- **EXTRACTED ENTRIES**

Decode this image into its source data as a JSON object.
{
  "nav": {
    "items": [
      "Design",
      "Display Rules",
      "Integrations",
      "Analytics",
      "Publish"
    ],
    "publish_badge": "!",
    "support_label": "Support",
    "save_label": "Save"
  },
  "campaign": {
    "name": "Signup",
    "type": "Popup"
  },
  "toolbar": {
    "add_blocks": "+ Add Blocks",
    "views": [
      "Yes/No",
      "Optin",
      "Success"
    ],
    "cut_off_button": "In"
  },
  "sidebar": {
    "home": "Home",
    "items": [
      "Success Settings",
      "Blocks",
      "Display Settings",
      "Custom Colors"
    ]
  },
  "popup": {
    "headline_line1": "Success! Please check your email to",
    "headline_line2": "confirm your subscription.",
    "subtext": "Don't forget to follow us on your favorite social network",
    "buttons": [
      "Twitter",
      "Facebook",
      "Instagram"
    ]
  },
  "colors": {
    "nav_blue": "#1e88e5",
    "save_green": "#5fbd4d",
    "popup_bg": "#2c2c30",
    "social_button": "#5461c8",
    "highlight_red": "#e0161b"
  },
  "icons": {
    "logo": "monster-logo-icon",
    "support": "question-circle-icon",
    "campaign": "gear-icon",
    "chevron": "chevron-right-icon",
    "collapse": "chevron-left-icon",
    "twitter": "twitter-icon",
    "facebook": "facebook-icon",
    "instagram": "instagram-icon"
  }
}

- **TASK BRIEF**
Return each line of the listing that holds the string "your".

- **THE ANSWER**
    "headline_line1": "Success! Please check your email to",
    "headline_line2": "confirm your subscription.",
    "subtext": "Don't forget to follow us on your favorite social network",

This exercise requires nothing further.